During the week abroad, Gering said the runners will compete in the Asian Skyrunner Championship Race in Lantau, the largest of Hong Kong's islands, on Dec. 2. Gering said he thinks the race could determine which students Salomon will add to its international team, and he expects some degree of sponsorship or ambassador opportunity following the event.
"This is a privilege of mine, but I also busted my (expletive) to get here," he said.
In May, Gering competed in his first 50-mile run at the Jemez Mountain Trail race. Since then, he competed in the Speedgoat 50K in Utah -- "one of the toughest 50Ks in America" -- and finished in 10th place.
"After all of this, my body is feeling good and I'm thinking I have potential here," he said.
Some of the events Gering takes part in, however, are not about winning medals -- they're about raising awareness.
Earlier this month, Gering won the locally famed Big Tesuque Trail Run, which raises money for Wings of America, a nonprofit that promotes American Indian runners.
A primary message Gering said he hopes to communicate through running is the need for more sustainable, healthy foods. He said he works with Roxanne Swentzell, author of "The Pueblo Food Experience Cookbook," to find ways to connect food and movement.
"How can I find a way to share with the community I'm a part of how to be healthier?" he asked. "How can you make sure you have longevity in your life when faced with food disparities and lack of education?"
To fuel himself in an ethical way, Gering said he follows "The Pueblo Food Experience Cookbook" diet, relying heavily on venison, buffalo meats and homemeade atole, a mixture of corn, salt, pumpkin seeds, currant, honey and piñon. He said he tries to stay away from white sugar, white flour, dairy and heavily processed foods.
His relationship to food and sport, Gering says, has helped connect him to his Native American roots.
"I choose every day to be intentional when I go running. ... It connects me to my history, my ancestors, my land," he said, adding that before locomotive transportation, traveling long distances by foot was the norm.
Now, "going these distances is called 'ultra,' " he said. "We've become so far removed from that, from everyday people going these distances. ... I want to use ultra marathons to show we are capable of it. It never went away.

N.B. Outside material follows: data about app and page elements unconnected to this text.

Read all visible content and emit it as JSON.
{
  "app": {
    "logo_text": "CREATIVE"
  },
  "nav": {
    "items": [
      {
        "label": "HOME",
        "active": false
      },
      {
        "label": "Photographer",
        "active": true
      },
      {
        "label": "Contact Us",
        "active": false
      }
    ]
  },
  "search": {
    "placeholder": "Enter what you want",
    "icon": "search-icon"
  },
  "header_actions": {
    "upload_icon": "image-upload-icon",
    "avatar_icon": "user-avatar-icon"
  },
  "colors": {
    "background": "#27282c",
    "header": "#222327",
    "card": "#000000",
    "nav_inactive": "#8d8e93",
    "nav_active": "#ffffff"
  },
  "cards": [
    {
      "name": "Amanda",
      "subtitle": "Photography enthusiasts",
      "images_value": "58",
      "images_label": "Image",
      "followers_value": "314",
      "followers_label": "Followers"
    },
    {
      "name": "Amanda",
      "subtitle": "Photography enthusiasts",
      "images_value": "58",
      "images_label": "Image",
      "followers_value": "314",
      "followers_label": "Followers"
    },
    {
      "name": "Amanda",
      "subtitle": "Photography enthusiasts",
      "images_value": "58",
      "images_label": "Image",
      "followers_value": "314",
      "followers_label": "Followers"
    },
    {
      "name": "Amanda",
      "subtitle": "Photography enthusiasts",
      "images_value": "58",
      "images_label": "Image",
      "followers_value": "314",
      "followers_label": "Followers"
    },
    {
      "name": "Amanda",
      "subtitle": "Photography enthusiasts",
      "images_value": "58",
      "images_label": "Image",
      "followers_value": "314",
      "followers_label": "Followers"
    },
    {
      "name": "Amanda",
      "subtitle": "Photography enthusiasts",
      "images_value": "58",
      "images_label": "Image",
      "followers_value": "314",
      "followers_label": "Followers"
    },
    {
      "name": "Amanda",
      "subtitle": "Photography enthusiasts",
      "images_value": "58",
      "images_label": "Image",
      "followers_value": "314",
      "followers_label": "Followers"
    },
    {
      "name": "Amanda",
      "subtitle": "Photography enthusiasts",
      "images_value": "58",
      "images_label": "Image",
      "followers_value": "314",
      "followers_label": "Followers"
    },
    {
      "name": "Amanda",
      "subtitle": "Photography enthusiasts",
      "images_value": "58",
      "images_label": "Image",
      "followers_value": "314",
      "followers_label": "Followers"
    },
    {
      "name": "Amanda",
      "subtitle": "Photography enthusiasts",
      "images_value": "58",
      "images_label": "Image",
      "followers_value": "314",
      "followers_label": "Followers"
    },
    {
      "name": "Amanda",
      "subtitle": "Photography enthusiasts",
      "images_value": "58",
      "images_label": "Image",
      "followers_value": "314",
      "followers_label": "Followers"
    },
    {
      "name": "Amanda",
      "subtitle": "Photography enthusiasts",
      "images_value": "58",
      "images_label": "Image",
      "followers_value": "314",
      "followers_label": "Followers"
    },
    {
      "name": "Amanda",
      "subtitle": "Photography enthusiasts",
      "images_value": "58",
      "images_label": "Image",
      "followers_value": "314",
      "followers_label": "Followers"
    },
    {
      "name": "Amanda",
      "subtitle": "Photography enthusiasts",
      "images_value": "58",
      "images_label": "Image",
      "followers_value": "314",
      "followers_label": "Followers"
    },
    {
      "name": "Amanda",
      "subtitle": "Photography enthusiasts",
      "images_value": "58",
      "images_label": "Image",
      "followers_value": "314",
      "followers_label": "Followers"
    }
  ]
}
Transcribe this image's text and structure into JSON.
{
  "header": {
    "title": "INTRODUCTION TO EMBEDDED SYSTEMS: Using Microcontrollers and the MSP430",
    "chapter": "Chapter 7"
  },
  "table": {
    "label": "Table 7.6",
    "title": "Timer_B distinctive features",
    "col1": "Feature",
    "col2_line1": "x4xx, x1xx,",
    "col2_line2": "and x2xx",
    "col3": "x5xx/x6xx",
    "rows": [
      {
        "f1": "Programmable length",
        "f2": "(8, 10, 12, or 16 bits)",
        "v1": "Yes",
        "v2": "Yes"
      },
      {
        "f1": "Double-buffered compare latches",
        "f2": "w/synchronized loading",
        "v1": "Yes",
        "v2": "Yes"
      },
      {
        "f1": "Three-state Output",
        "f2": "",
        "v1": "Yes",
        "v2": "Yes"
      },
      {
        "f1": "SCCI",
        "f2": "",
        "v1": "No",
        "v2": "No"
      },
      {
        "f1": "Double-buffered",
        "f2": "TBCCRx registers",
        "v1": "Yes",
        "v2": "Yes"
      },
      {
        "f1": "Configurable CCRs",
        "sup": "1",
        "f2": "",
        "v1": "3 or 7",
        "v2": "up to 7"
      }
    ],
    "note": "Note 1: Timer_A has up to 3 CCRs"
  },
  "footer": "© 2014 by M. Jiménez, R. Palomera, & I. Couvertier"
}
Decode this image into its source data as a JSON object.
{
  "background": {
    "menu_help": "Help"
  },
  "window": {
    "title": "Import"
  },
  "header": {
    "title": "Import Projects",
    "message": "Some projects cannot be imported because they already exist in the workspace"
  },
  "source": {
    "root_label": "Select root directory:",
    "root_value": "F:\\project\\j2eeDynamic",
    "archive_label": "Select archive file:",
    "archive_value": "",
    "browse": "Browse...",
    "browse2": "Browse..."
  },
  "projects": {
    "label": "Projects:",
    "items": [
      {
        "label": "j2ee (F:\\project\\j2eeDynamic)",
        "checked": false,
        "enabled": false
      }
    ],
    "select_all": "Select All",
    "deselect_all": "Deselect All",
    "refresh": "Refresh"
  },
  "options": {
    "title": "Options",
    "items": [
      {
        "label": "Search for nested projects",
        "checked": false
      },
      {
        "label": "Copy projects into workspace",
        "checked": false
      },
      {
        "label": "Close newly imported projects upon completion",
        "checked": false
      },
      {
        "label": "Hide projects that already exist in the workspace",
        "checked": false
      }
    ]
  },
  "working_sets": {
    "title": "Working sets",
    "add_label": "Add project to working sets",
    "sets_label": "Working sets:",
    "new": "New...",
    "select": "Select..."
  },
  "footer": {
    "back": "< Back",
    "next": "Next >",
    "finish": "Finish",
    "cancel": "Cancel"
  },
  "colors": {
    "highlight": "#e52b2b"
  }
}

It's reconnecting, reigniting to this lifeway."
Before shifting to competitive running, Gering had adopted unhealthy habits, including smoking cigarettes and drinking alcohol. Though he rejects that running "saved" him, he says the sport has pushed him to strive for something more in life.
"It's a practice for me to build myself to be the best version of myself," Gering said. "As I'm on those runs, I figure out who I am as a person, how I want to move about this land, this life."
Trujillo said he witnessed this transformation.
"I wanted to introduce him to the outdoors. You could tell in Christian, it really woke him to something," said Trujillo, who mentored a handful of students who were "in a negative place" years back.
"Sometimes if you can take them (reservation kids) out of the normal regiment, you put them on the mountains, you show them the trails, that the mountain is free, it opens up an entire new world out there."
Gering's next goal is to finish first or second place in the Black Canyon 100K in Arizona this February, to earn a "golden ticket" to Western States Endurance Run in California's Sierra Nevada, one of the world's most iconic 100-mile trail races.
Through all his hard work, Gering said he hopes other Natives, specifically youth, will realize that they can dream big as he has.
"You keep putting in hard work, and you'll find your way there," he said.
This story first published in the Santa Fe New Mexican, a sibling publication of The Taos News.
In order to read our site, please exit private/incognito mode or log in to continue.